• Mon. Jul 22nd, 2024

The importance of cultural context in reading classics

ByCat Tatu

Oct 7, 2023
a range of books on a shelf

While it is their very essence for classics to be timeless in their messages and themes, it’s impossible to completely remove them from time. Cultural context is of utmost importance in reading and understanding classics, it defines the author’s intentions, subject matter, and often the effect the novel has on a reader.

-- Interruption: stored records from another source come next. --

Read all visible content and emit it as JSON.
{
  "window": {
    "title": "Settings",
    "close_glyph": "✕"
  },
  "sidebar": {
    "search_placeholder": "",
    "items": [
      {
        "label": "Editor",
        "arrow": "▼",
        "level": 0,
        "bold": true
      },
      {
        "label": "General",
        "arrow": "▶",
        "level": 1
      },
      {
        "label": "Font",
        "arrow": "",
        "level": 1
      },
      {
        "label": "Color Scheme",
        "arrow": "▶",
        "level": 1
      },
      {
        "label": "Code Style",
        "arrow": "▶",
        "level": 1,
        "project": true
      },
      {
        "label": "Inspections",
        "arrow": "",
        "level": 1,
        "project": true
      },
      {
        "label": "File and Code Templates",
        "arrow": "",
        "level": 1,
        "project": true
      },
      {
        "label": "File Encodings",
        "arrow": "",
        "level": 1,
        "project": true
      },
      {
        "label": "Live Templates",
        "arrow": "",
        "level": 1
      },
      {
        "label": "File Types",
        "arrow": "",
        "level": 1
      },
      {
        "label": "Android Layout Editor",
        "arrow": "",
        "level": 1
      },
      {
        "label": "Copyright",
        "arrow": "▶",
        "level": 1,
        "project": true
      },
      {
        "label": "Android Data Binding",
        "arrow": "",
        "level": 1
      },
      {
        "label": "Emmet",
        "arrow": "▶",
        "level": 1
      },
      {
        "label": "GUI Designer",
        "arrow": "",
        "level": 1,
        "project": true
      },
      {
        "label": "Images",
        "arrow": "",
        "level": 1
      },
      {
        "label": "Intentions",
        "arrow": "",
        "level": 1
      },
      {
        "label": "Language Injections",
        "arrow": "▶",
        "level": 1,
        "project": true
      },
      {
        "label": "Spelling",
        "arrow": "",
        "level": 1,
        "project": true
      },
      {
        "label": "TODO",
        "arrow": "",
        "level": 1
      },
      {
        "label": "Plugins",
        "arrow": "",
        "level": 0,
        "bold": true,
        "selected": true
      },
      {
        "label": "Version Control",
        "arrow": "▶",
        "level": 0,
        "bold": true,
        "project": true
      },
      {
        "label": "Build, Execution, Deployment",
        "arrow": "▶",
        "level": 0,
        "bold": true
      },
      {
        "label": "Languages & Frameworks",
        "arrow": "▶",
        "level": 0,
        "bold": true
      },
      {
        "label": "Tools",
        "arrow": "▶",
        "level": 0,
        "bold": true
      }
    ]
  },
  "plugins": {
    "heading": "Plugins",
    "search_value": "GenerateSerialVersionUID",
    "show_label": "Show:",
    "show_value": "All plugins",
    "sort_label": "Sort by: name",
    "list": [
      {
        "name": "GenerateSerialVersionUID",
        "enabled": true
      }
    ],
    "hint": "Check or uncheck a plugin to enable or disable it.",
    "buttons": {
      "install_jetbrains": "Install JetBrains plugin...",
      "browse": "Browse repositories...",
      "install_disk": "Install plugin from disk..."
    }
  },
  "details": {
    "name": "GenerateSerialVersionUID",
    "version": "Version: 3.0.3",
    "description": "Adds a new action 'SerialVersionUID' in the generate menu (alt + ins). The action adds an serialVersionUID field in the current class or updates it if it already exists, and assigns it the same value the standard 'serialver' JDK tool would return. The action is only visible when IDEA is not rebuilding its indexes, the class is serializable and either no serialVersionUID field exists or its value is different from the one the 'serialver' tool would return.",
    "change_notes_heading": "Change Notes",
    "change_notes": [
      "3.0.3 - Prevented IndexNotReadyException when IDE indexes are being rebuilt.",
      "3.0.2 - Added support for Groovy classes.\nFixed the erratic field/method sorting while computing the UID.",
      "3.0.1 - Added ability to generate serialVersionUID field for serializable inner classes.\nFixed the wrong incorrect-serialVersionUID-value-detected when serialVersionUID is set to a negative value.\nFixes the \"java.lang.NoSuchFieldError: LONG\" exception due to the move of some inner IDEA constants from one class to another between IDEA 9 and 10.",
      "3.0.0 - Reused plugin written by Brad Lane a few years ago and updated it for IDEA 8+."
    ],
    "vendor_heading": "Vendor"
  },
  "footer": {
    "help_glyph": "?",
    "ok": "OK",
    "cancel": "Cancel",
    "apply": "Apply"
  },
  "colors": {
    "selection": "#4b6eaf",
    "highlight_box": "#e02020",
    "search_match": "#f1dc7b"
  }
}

Take, for example, the novel On the Road written by beatnik (“beat”) author Jack Kerouac in 1951. Kerouac’s free-form prose and fast-paced narrative appears to be something of a jumbled mess to some. The beat movement in the United States was a movement featuring the ideas of breaking free from the normal, rejecting the standard narrative, and embracing spirituality. The 1950s were a time heightened by conflicting beliefs on these ideas of exploration. Censorship due to the Cold War was massive and other beat authors like Allen Ginsberg and William S. Burroughs found themselves called to court on account of the themes of sexual liberation and the rejection of materialism found in their works. The beats could be considered autobiographers in a way, especially Kerouac, whose novels were often inspired if not wholly based off of people he encountered and the experiences he had. Without the context of the Beat Generation, nor the history of Kerouac and Neal Cassady of whom the protagonist of On the Road is based off of, the novel is perhaps beautiful but the message may be overall incomprehensible. 

Aside from the history of literary movements and the lives of the authors and their influence on a novel’s themes and content, there’s a second point to consider. Older novels often contain biases that to us would be considered reproachable. This might be shown through the depictions of characters of different nationalities or races, the use of slurs, and the representation of harmful or damaging stereotypes. That being said, eliminating the study of authors such as Mark Twain, William Faulkner, and even William Shakespeare is damaging to the study of literature as a whole and instead an emphasis on context should be considered of great importance to exploring these works. With many of Faulkner’s short stories, having been written during a time of segregation by the violently nationalist Southerner that Faulkner was, have clear racist undertones as well as a plethora of slurs that have slowly been phased out in more recent publications. Despite this evident bias, Faulkner still reigns in the American literary canon as an important figure due to his experimentalist writing style and his importance to the Southern Gothic Literary movement.

There is perhaps one issue with reading literature as mainly a product of cultural context, which can be shown in the example of Vladimir Nabokov’s Lolita. When Lolita was published, Freud’s theory of the unconscious mind and the idea that literature and author are so intrinsically and psychologically connected that one can hardly be removed from the other, was a pretty popular criticism. Nabokov himself had many issues with the Freudian readings of literature, ones that were only heightened when Lolita was published and people assumed that it was, as Freud implied all literature was, a manifestation of Nabokov’s subconscious. Nabokov is brilliant for his subversion of the necessity of context in much of his writing. Understanding Lolita in the realm of Nabokov’s life and his experiences makes the book fall completely flat, and rather it should be understood as simply a novel, rather than a novel by Nabokov.

While cultural context is undoubtedly important in approaching most literature, we must be careful about how we apply this cultural context and how lost we become in the connections between author and fiction.

Classic Literature and Poetry” by squeezeomatic is licensed under CC BY 2.0